|International Classification||B24C1/06, D21J1/20, B24C3/14, B28B11/08|
|Cooperative Classification||D21J1/20, B24C3/14, B28B11/0818, B24C1/06|
|European Classification||B24C1/06, B28B11/08B, D21J1/20, B24C3/14|
|Feb 11, 1992||AS||Assignment|
Owner name: CELOTEX CORPORATION, THE A CORPORATION OF DE, FL
Free format text: ASSIGNMENT OF ASSIGNORS INTEREST.;ASSIGNORS:BOYD, ALAN L.;MIGLIORINI, FRED L.;REEL/FRAME:006012/0119
Effective date: 19920205
|Sep 29, 1995||FPAY||Fee payment|
Year of fee payment: 4

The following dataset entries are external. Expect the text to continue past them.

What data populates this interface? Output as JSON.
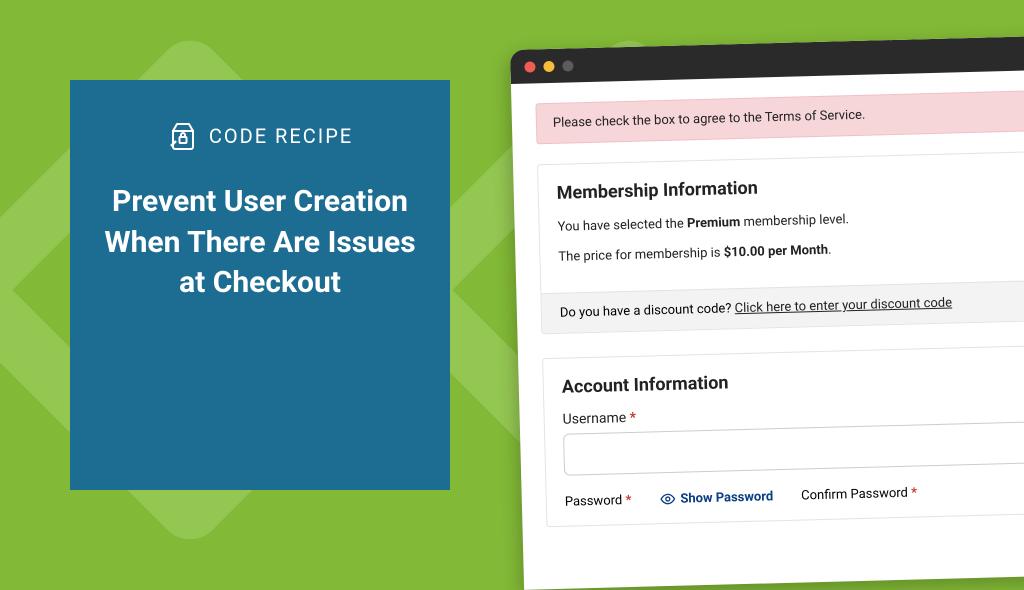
{
  "brand": {
    "logo_text": "CODE RECIPE",
    "headline": "Prevent User Creation When There Are Issues at Checkout"
  },
  "alert": {
    "text": "Please check the box to agree to the Terms of Service."
  },
  "membership": {
    "heading": "Membership Information",
    "selected_prefix": "You have selected the ",
    "selected_level": "Premium",
    "selected_suffix": " membership level.",
    "price_prefix": "The price for membership is ",
    "price_value": "$10.00 per Month",
    "price_suffix": ".",
    "discount_q": "Do you have a discount code? ",
    "discount_link": "Click here to enter your discount code"
  },
  "account": {
    "heading": "Account Information",
    "username_label": "Username",
    "password_label": "Password",
    "confirm_label": "Confirm Password",
    "show_password": "Show Password",
    "required_mark": "*",
    "username_value": ""
  }
}
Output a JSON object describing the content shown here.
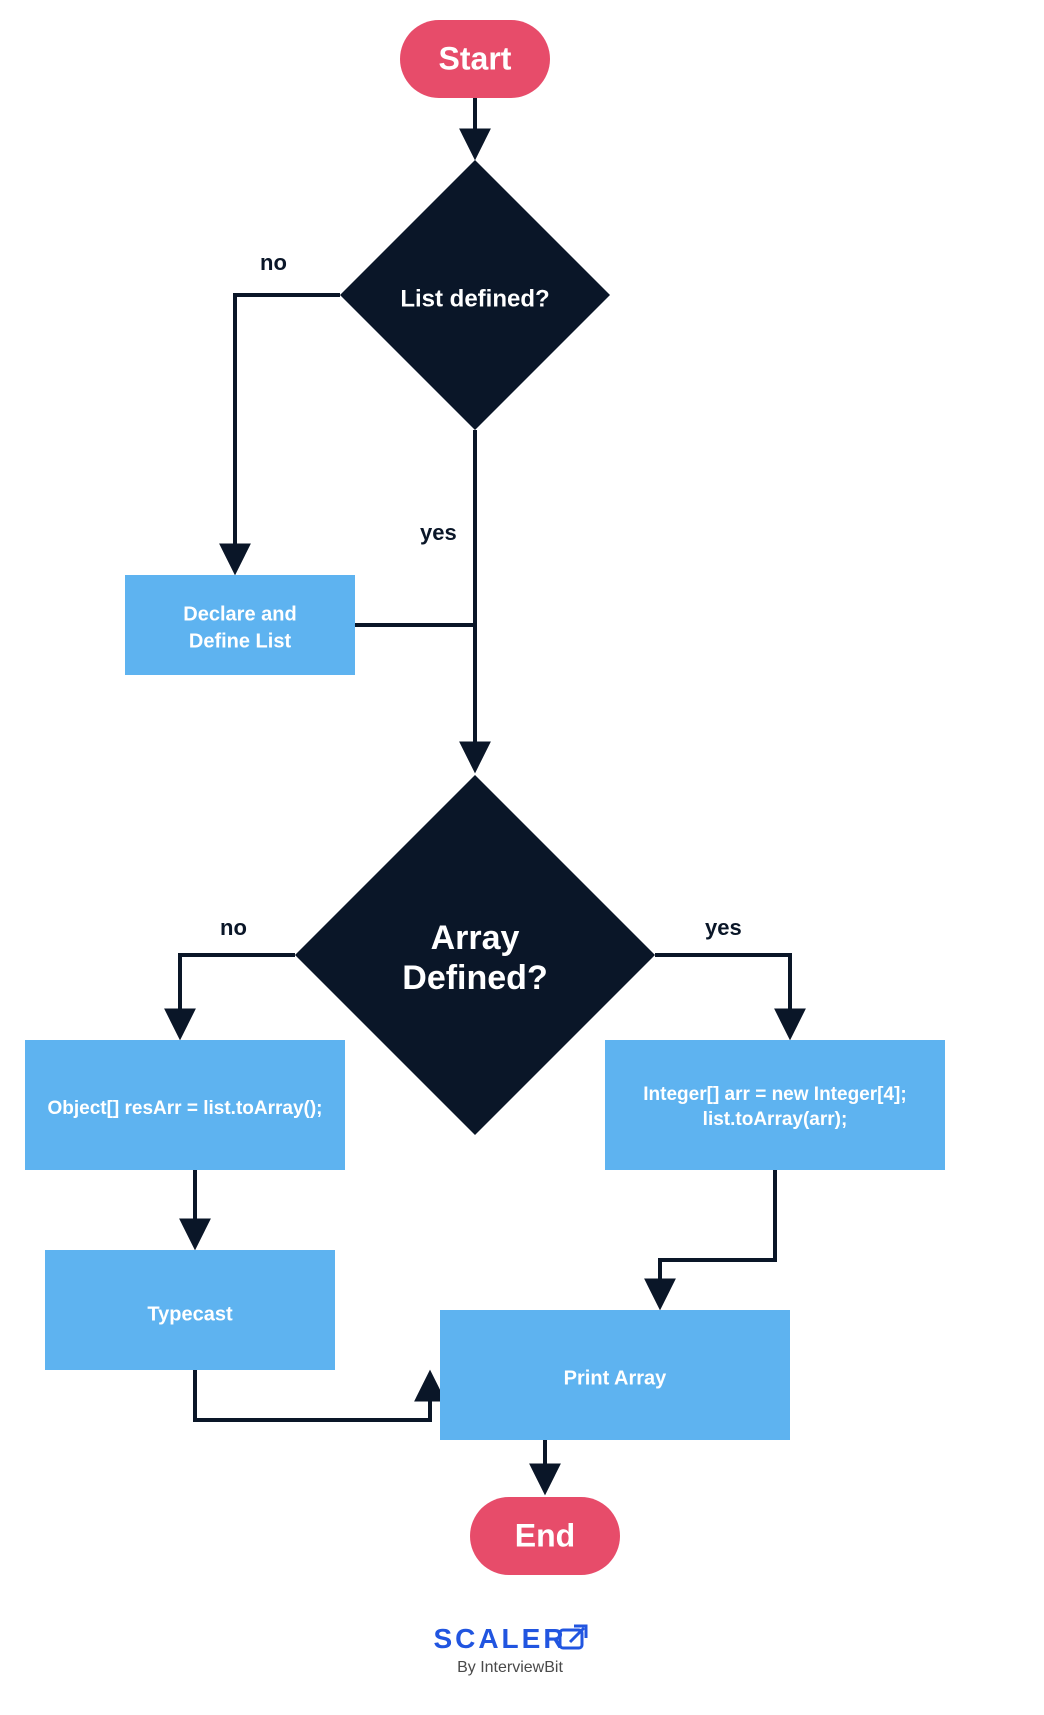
{
  "nodes": {
    "start": "Start",
    "decision1": "List defined?",
    "declare": {
      "line1": "Declare and",
      "line2": "Define List"
    },
    "decision2": {
      "line1": "Array",
      "line2": "Defined?"
    },
    "objArr": "Object[] resArr = list.toArray();",
    "intArr": {
      "line1": "Integer[] arr = new Integer[4];",
      "line2": "list.toArray(arr);"
    },
    "typecast": "Typecast",
    "print": "Print Array",
    "end": "End"
  },
  "edges": {
    "no": "no",
    "yes": "yes"
  },
  "footer": {
    "brand": "SCALER",
    "sub": "By InterviewBit"
  }
}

|Oct 27, 1999||FPAY||Fee payment|
Year of fee payment: 8
|Aug 28, 2000||AS||Assignment|
Owner name: BPB ACQUISITION, INC., CANADA
Free format text: ASSIGNMENT OF ASSIGNORS INTEREST;ASSIGNOR:CELOTEX CORPORATION;REEL/FRAME:011137/0587
Effective date: 20000726
|Sep 19, 2003||FPAY||Fee payment|
Year of fee payment: 12